Data records:
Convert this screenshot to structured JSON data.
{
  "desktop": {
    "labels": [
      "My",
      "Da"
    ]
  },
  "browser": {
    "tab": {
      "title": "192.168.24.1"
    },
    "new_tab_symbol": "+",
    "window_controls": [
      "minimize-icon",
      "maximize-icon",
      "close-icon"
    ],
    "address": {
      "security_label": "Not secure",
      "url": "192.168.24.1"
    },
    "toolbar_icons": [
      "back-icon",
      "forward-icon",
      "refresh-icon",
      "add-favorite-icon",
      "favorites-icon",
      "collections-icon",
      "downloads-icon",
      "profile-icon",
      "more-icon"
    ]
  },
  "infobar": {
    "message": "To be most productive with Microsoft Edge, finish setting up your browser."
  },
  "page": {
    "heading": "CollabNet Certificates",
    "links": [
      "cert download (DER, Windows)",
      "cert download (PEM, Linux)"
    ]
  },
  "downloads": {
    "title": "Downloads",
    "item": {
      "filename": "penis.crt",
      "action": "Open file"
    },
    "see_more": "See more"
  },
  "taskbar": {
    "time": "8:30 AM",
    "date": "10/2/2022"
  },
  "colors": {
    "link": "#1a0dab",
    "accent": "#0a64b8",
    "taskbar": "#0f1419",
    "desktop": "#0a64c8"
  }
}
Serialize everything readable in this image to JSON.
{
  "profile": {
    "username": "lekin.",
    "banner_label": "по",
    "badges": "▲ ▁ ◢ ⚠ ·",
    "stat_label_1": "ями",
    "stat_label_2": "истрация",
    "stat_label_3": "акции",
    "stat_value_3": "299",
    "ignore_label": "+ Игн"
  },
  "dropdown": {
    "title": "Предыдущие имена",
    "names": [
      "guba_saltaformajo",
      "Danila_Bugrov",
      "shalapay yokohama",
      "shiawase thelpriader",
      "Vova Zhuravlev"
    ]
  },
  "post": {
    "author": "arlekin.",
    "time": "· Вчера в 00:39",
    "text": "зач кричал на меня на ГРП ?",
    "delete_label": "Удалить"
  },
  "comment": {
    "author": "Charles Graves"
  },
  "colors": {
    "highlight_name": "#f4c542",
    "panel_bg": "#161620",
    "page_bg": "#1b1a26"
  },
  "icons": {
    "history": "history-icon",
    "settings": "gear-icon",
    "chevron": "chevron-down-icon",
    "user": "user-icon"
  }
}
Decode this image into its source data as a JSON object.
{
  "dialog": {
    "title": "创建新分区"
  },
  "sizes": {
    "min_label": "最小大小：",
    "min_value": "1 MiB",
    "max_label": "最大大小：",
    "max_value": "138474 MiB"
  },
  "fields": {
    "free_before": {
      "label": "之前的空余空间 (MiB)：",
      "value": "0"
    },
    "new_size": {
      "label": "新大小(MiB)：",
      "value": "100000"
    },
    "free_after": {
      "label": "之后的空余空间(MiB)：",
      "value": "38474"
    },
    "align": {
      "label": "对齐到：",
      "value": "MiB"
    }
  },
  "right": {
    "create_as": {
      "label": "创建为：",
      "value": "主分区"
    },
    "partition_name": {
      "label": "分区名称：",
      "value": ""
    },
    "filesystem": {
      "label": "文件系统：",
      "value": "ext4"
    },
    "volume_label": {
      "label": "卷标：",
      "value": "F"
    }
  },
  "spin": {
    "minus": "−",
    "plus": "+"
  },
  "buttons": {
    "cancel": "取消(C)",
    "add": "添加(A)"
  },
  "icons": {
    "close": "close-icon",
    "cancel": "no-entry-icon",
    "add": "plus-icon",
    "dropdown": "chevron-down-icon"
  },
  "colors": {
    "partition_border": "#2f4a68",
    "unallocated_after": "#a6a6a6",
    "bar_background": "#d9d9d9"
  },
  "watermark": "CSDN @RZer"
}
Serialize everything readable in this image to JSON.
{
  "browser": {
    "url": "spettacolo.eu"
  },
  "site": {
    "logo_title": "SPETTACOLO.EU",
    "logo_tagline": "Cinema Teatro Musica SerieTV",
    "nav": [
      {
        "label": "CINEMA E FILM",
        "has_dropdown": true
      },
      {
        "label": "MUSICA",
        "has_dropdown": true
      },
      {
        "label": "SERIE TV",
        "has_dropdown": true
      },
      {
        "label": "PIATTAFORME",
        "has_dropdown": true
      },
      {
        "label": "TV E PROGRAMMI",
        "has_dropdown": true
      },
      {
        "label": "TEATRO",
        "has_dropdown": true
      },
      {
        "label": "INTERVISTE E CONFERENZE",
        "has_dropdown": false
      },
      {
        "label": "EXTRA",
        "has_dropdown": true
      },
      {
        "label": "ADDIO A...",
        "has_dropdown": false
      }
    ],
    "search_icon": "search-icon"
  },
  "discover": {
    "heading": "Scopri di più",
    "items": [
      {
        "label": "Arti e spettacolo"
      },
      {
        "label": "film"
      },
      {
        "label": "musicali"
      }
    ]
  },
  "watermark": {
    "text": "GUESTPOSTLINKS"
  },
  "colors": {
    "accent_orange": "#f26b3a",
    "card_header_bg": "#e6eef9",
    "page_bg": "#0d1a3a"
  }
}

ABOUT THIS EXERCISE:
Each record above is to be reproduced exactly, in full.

WORKED SOLUTION:
Convert this screenshot to structured JSON data.
{
  "desktop": {
    "labels": [
      "My",
      "Da"
    ]
  },
  "browser": {
    "tab": {
      "title": "192.168.24.1"
    },
    "new_tab_symbol": "+",
    "window_controls": [
      "minimize-icon",
      "maximize-icon",
      "close-icon"
    ],
    "address": {
      "security_label": "Not secure",
      "url": "192.168.24.1"
    },
    "toolbar_icons": [
      "back-icon",
      "forward-icon",
      "refresh-icon",
      "add-favorite-icon",
      "favorites-icon",
      "collections-icon",
      "downloads-icon",
      "profile-icon",
      "more-icon"
    ]
  },
  "infobar": {
    "message": "To be most productive with Microsoft Edge, finish setting up your browser."
  },
  "page": {
    "heading": "CollabNet Certificates",
    "links": [
      "cert download (DER, Windows)",
      "cert download (PEM, Linux)"
    ]
  },
  "downloads": {
    "title": "Downloads",
    "item": {
      "filename": "penis.crt",
      "action": "Open file"
    },
    "see_more": "See more"
  },
  "taskbar": {
    "time": "8:30 AM",
    "date": "10/2/2022"
  },
  "colors": {
    "link": "#1a0dab",
    "accent": "#0a64b8",
    "taskbar": "#0f1419",
    "desktop": "#0a64c8"
  }
}
Serialize everything readable in this image to JSON.
{
  "profile": {
    "username": "lekin.",
    "banner_label": "по",
    "badges": "▲ ▁ ◢ ⚠ ·",
    "stat_label_1": "ями",
    "stat_label_2": "истрация",
    "stat_label_3": "акции",
    "stat_value_3": "299",
    "ignore_label": "+ Игн"
  },
  "dropdown": {
    "title": "Предыдущие имена",
    "names": [
      "guba_saltaformajo",
      "Danila_Bugrov",
      "shalapay yokohama",
      "shiawase thelpriader",
      "Vova Zhuravlev"
    ]
  },
  "post": {
    "author": "arlekin.",
    "time": "· Вчера в 00:39",
    "text": "зач кричал на меня на ГРП ?",
    "delete_label": "Удалить"
  },
  "comment": {
    "author": "Charles Graves"
  },
  "colors": {
    "highlight_name": "#f4c542",
    "panel_bg": "#161620",
    "page_bg": "#1b1a26"
  },
  "icons": {
    "history": "history-icon",
    "settings": "gear-icon",
    "chevron": "chevron-down-icon",
    "user": "user-icon"
  }
}
Decode this image into its source data as a JSON object.
{
  "dialog": {
    "title": "创建新分区"
  },
  "sizes": {
    "min_label": "最小大小：",
    "min_value": "1 MiB",
    "max_label": "最大大小：",
    "max_value": "138474 MiB"
  },
  "fields": {
    "free_before": {
      "label": "之前的空余空间 (MiB)：",
      "value": "0"
    },
    "new_size": {
      "label": "新大小(MiB)：",
      "value": "100000"
    },
    "free_after": {
      "label": "之后的空余空间(MiB)：",
      "value": "38474"
    },
    "align": {
      "label": "对齐到：",
      "value": "MiB"
    }
  },
  "right": {
    "create_as": {
      "label": "创建为：",
      "value": "主分区"
    },
    "partition_name": {
      "label": "分区名称：",
      "value": ""
    },
    "filesystem": {
      "label": "文件系统：",
      "value": "ext4"
    },
    "volume_label": {
      "label": "卷标：",
      "value": "F"
    }
  },
  "spin": {
    "minus": "−",
    "plus": "+"
  },
  "buttons": {
    "cancel": "取消(C)",
    "add": "添加(A)"
  },
  "icons": {
    "close": "close-icon",
    "cancel": "no-entry-icon",
    "add": "plus-icon",
    "dropdown": "chevron-down-icon"
  },
  "colors": {
    "partition_border": "#2f4a68",
    "unallocated_after": "#a6a6a6",
    "bar_background": "#d9d9d9"
  },
  "watermark": "CSDN @RZer"
}
Serialize everything readable in this image to JSON.
{
  "browser": {
    "url": "spettacolo.eu"
  },
  "site": {
    "logo_title": "SPETTACOLO.EU",
    "logo_tagline": "Cinema Teatro Musica SerieTV",
    "nav": [
      {
        "label": "CINEMA E FILM",
        "has_dropdown": true
      },
      {
        "label": "MUSICA",
        "has_dropdown": true
      },
      {
        "label": "SERIE TV",
        "has_dropdown": true
      },
      {
        "label": "PIATTAFORME",
        "has_dropdown": true
      },
      {
        "label": "TV E PROGRAMMI",
        "has_dropdown": true
      },
      {
        "label": "TEATRO",
        "has_dropdown": true
      },
      {
        "label": "INTERVISTE E CONFERENZE",
        "has_dropdown": false
      },
      {
        "label": "EXTRA",
        "has_dropdown": true
      },
      {
        "label": "ADDIO A...",
        "has_dropdown": false
      }
    ],
    "search_icon": "search-icon"
  },
  "discover": {
    "heading": "Scopri di più",
    "items": [
      {
        "label": "Arti e spettacolo"
      },
      {
        "label": "film"
      },
      {
        "label": "musicali"
      }
    ]
  },
  "watermark": {
    "text": "GUESTPOSTLINKS"
  },
  "colors": {
    "accent_orange": "#f26b3a",
    "card_header_bg": "#e6eef9",
    "page_bg": "#0d1a3a"
  }
}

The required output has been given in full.